**DIRECTIONS FOR THIS TASK**
Repeat every line of the data verbatim.

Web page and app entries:
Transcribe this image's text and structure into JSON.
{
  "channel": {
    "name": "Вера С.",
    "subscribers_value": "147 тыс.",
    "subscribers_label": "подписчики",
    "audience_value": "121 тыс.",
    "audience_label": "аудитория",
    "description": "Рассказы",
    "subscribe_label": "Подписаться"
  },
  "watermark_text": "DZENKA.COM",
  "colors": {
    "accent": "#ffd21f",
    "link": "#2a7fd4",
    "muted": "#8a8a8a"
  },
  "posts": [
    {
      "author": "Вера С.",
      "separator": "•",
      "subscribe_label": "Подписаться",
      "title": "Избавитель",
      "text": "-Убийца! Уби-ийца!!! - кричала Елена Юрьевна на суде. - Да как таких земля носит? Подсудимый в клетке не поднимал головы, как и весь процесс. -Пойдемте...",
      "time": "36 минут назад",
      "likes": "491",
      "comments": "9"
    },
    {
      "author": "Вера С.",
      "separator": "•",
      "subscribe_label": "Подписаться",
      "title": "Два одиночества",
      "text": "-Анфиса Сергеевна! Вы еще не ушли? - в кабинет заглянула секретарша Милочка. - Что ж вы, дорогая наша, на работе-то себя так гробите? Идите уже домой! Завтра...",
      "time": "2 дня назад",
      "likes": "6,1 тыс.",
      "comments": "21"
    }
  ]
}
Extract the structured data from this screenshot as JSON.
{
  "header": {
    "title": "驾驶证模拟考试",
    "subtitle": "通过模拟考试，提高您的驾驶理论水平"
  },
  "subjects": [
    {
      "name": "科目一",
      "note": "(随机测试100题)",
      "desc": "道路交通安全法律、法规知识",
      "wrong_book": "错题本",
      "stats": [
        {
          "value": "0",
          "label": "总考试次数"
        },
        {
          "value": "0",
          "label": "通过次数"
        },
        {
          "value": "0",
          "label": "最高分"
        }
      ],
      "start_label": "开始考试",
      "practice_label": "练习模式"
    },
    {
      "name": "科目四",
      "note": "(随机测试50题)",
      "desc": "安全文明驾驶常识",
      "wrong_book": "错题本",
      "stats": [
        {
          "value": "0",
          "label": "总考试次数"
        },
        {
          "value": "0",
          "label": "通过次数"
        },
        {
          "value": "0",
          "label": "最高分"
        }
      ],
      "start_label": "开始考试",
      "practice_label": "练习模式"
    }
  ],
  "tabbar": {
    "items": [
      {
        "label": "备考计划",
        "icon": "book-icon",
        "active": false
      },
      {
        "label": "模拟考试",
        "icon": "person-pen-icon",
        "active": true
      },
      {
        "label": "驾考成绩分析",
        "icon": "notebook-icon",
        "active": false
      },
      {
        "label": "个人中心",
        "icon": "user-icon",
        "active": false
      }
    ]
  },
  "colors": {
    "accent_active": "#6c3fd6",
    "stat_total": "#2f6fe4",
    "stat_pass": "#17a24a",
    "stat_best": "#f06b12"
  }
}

**EXERCISE ANSWER**
Transcribe this image's text and structure into JSON.
{
  "channel": {
    "name": "Вера С.",
    "subscribers_value": "147 тыс.",
    "subscribers_label": "подписчики",
    "audience_value": "121 тыс.",
    "audience_label": "аудитория",
    "description": "Рассказы",
    "subscribe_label": "Подписаться"
  },
  "watermark_text": "DZENKA.COM",
  "colors": {
    "accent": "#ffd21f",
    "link": "#2a7fd4",
    "muted": "#8a8a8a"
  },
  "posts": [
    {
      "author": "Вера С.",
      "separator": "•",
      "subscribe_label": "Подписаться",
      "title": "Избавитель",
      "text": "-Убийца! Уби-ийца!!! - кричала Елена Юрьевна на суде. - Да как таких земля носит? Подсудимый в клетке не поднимал головы, как и весь процесс. -Пойдемте...",
      "time": "36 минут назад",
      "likes": "491",
      "comments": "9"
    },
    {
      "author": "Вера С.",
      "separator": "•",
      "subscribe_label": "Подписаться",
      "title": "Два одиночества",
      "text": "-Анфиса Сергеевна! Вы еще не ушли? - в кабинет заглянула секретарша Милочка. - Что ж вы, дорогая наша, на работе-то себя так гробите? Идите уже домой! Завтра...",
      "time": "2 дня назад",
      "likes": "6,1 тыс.",
      "comments": "21"
    }
  ]
}
Extract the structured data from this screenshot as JSON.
{
  "header": {
    "title": "驾驶证模拟考试",
    "subtitle": "通过模拟考试，提高您的驾驶理论水平"
  },
  "subjects": [
    {
      "name": "科目一",
      "note": "(随机测试100题)",
      "desc": "道路交通安全法律、法规知识",
      "wrong_book": "错题本",
      "stats": [
        {
          "value": "0",
          "label": "总考试次数"
        },
        {
          "value": "0",
          "label": "通过次数"
        },
        {
          "value": "0",
          "label": "最高分"
        }
      ],
      "start_label": "开始考试",
      "practice_label": "练习模式"
    },
    {
      "name": "科目四",
      "note": "(随机测试50题)",
      "desc": "安全文明驾驶常识",
      "wrong_book": "错题本",
      "stats": [
        {
          "value": "0",
          "label": "总考试次数"
        },
        {
          "value": "0",
          "label": "通过次数"
        },
        {
          "value": "0",
          "label": "最高分"
        }
      ],
      "start_label": "开始考试",
      "practice_label": "练习模式"
    }
  ],
  "tabbar": {
    "items": [
      {
        "label": "备考计划",
        "icon": "book-icon",
        "active": false
      },
      {
        "label": "模拟考试",
        "icon": "person-pen-icon",
        "active": true
      },
      {
        "label": "驾考成绩分析",
        "icon": "notebook-icon",
        "active": false
      },
      {
        "label": "个人中心",
        "icon": "user-icon",
        "active": false
      }
    ]
  },
  "colors": {
    "accent_active": "#6c3fd6",
    "stat_total": "#2f6fe4",
    "stat_pass": "#17a24a",
    "stat_best": "#f06b12"
  }
}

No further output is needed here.